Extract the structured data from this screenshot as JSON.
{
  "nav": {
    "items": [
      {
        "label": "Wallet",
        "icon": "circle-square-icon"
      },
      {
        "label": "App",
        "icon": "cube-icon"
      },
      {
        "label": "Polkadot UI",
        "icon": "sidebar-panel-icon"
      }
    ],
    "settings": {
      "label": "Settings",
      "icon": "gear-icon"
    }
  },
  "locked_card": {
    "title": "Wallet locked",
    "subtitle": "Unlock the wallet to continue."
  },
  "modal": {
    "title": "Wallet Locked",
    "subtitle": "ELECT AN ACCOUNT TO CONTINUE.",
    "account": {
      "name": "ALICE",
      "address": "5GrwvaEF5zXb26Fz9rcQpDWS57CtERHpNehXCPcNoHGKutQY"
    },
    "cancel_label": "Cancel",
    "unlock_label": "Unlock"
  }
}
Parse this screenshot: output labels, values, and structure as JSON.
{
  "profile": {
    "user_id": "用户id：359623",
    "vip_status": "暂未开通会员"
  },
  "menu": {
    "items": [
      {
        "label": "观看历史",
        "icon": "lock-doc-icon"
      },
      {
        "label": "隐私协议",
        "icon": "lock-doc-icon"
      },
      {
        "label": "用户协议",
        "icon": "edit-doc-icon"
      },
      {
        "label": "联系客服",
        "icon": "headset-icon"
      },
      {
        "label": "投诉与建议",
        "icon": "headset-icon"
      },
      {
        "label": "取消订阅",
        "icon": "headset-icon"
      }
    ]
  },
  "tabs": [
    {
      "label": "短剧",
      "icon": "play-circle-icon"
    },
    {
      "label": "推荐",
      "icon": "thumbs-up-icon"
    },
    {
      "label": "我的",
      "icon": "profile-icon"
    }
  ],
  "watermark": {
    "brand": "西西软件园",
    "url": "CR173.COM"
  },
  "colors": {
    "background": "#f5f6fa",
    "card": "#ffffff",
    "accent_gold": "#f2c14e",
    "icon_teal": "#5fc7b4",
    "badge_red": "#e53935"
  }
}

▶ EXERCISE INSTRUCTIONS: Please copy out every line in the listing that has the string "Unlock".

▶ ANSWER BOX:
    "subtitle": "Unlock the wallet to continue."
    "unlock_label": "Unlock"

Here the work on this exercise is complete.